<<<<

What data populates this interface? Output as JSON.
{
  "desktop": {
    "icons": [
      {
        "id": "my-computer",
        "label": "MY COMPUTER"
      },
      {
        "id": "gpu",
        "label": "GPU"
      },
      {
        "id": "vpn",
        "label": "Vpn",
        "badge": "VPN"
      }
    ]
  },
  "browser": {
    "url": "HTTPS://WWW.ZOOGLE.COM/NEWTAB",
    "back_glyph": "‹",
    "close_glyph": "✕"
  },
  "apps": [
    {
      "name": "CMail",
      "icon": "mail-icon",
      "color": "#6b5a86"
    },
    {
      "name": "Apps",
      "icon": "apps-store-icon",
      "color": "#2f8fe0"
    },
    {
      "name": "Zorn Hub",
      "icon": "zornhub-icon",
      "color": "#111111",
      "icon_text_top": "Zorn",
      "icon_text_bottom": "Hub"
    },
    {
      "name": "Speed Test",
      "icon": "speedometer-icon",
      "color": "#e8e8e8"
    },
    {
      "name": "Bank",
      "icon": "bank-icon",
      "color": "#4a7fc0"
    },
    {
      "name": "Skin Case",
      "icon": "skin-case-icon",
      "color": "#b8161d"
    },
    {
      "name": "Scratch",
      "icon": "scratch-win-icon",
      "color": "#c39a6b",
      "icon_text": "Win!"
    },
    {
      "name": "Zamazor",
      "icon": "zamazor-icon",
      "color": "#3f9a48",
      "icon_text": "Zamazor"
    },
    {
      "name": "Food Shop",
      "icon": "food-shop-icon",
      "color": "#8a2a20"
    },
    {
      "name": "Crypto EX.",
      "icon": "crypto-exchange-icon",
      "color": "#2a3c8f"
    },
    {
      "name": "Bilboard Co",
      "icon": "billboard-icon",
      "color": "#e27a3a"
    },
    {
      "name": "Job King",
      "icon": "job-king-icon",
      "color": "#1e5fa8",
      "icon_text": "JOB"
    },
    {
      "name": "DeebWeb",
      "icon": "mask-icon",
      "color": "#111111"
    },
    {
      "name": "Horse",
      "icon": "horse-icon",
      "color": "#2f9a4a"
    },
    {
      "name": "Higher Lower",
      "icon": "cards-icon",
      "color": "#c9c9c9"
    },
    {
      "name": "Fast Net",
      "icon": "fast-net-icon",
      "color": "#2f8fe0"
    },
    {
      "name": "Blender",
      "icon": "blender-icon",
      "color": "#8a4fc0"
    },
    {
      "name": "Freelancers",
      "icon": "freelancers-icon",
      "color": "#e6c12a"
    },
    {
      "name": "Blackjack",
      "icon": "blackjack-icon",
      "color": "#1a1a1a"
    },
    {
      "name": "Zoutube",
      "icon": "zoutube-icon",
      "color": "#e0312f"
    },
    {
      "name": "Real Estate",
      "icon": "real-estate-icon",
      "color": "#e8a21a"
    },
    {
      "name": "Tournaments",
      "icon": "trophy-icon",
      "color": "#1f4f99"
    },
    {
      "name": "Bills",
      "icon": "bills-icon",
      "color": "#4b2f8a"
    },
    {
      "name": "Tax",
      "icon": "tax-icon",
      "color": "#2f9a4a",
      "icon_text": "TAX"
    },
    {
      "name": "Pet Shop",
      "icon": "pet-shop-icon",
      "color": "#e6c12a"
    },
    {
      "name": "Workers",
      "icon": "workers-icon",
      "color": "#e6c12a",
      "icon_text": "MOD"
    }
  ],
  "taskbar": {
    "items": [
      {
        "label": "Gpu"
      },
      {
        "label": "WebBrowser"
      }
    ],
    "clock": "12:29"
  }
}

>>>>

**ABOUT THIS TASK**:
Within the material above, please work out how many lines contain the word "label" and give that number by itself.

**TASK SOLUTION**:
5